NEW DELHI — Indian and Chinese military commanders met Wednesday to discuss the withdrawal of troops from a key area along their contested border, in hopes of easing a 20-month standoff.
The 14th round of talks is being held on China’s side of the Moldo meeting point and is likely to conclude late Wednesday or Thursday, the Indian Army said.
The countries have stationed tens of thousands of soldiers backed by artillery, tanks and fighter jets along their de facto border, called the Line of Actual Control. In 2020, 20 Indian troops were killed in a clash with Chinese soldiers involving clubs, stones and fists. China said it lost four soldiers.
The commander-level talks are taking place after a gap of three months. The previous round in October ended in a stalemate, with China accusing India of sticking to “unreasonable and unrealistic demands, adding difficulties to the negotiations.”
Indian Army chief Manoj Mukund Naravane described the current situation in eastern Ladakh as “stable and under control.”
But he told reporters in New Delhi that India would not allow China to change the situation by force.
In Beijing, Chinese Foreign Affairs Ministry spokesperson Wang Wenbin put the responsibility on India on Tuesday, saying: “We hope the Indian side can work with China and strive to switch from emergency response to normalized management and control in the border area as soon as possible.”
Wang also described the current border situation as generally stable.
Since February last year, India and China have withdrawn troops from some sites on the northern and southern banks of Pangong Tso, Gogra and Galwan Valley, but continue to maintain extra forces as part of a multitier deployment.

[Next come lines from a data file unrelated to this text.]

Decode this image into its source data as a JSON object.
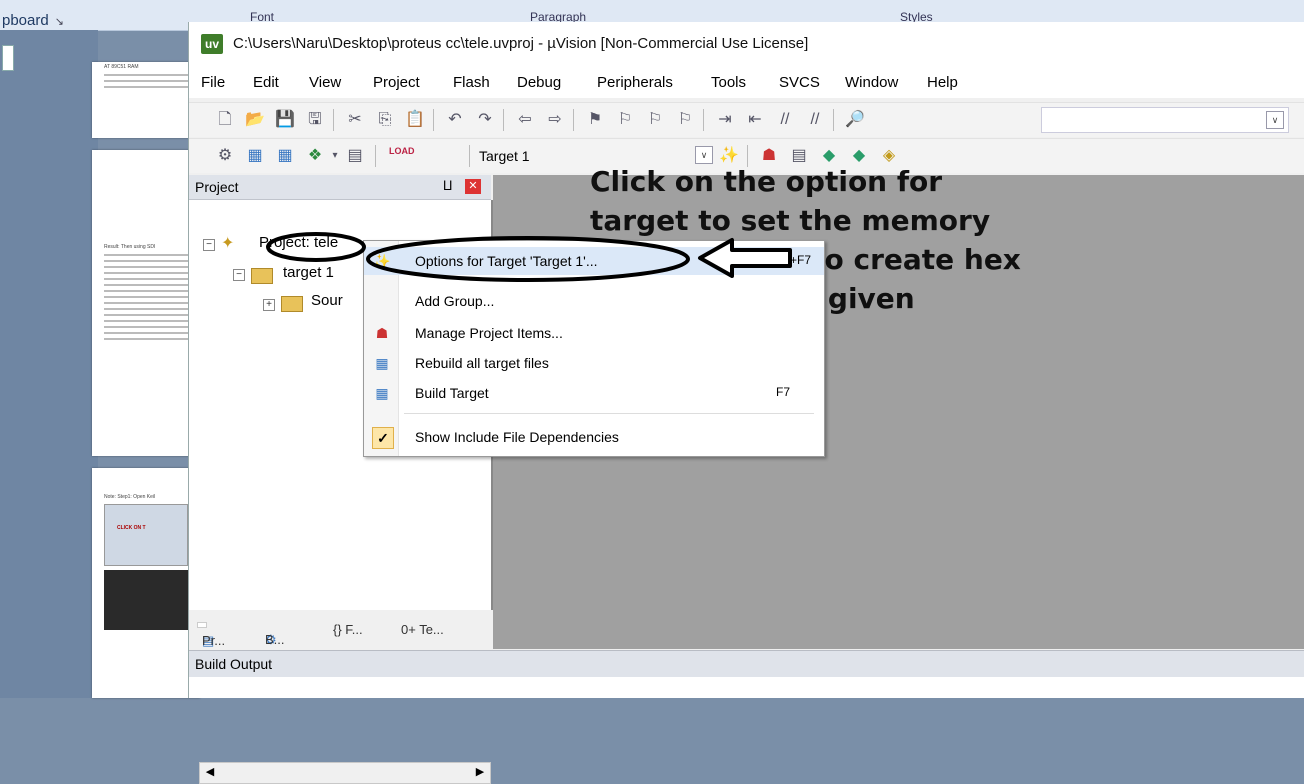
{
  "background": {
    "ribbon_clipboard": "pboard",
    "ribbon_font": "Font",
    "ribbon_paragraph": "Paragraph",
    "ribbon_styles": "Styles",
    "page1_text": "AT 89C51 RAM",
    "page2_text": "Result: Then using SDI",
    "page3_text": "Note: Step1: Open Keil",
    "page3_banner": "CLICK ON T"
  },
  "window": {
    "app_icon": "uv",
    "title": "C:\\Users\\Naru\\Desktop\\proteus cc\\tele.uvproj - µVision  [Non-Commercial Use License]"
  },
  "menu": [
    "File",
    "Edit",
    "View",
    "Project",
    "Flash",
    "Debug",
    "Peripherals",
    "Tools",
    "SVCS",
    "Window",
    "Help"
  ],
  "toolbar": {
    "target_combo": "Target 1",
    "load_label": "LOAD"
  },
  "project_panel": {
    "header": "Project",
    "pin_icon": "pin-icon",
    "root": "Project: tele",
    "target": "target 1",
    "source_group": "Sour"
  },
  "panel_tabs": [
    "Pr...",
    "B...",
    "{} F...",
    "0+ Te..."
  ],
  "build_output": {
    "header": "Build Output"
  },
  "context_menu": {
    "items": [
      {
        "label": "Options for Target 'Target 1'...",
        "shortcut": "Alt+F7",
        "icon": "magic-wand-icon",
        "highlighted": true
      },
      {
        "label": "Add Group...",
        "shortcut": "",
        "icon": "",
        "highlighted": false
      },
      {
        "label": "Manage Project Items...",
        "shortcut": "",
        "icon": "project-items-icon",
        "highlighted": false
      },
      {
        "label": "Rebuild all target files",
        "shortcut": "",
        "icon": "rebuild-icon",
        "highlighted": false
      },
      {
        "label": "Build Target",
        "shortcut": "F7",
        "icon": "build-icon",
        "highlighted": false
      },
      {
        "label": "Show Include File Dependencies",
        "shortcut": "",
        "icon": "check-icon",
        "highlighted": false
      }
    ]
  },
  "instruction": "Click on the option for target to set the memory configuration to create hex code base don given program",
  "colors": {
    "workspace": "#a0a0a0",
    "highlight": "#dbe8f8",
    "annotation": "#000000"
  }
}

Naravane said a de-escalation of the situation and the withdrawal of troops to old positions depends on the success of the talks.
The Line of Actual Control separates Chinese- and Indian-held territories from Ladakh in the west to India’s eastern state of Arunachal Pradesh, which China claims in its entirety. India and China fought a war over the border in 1962.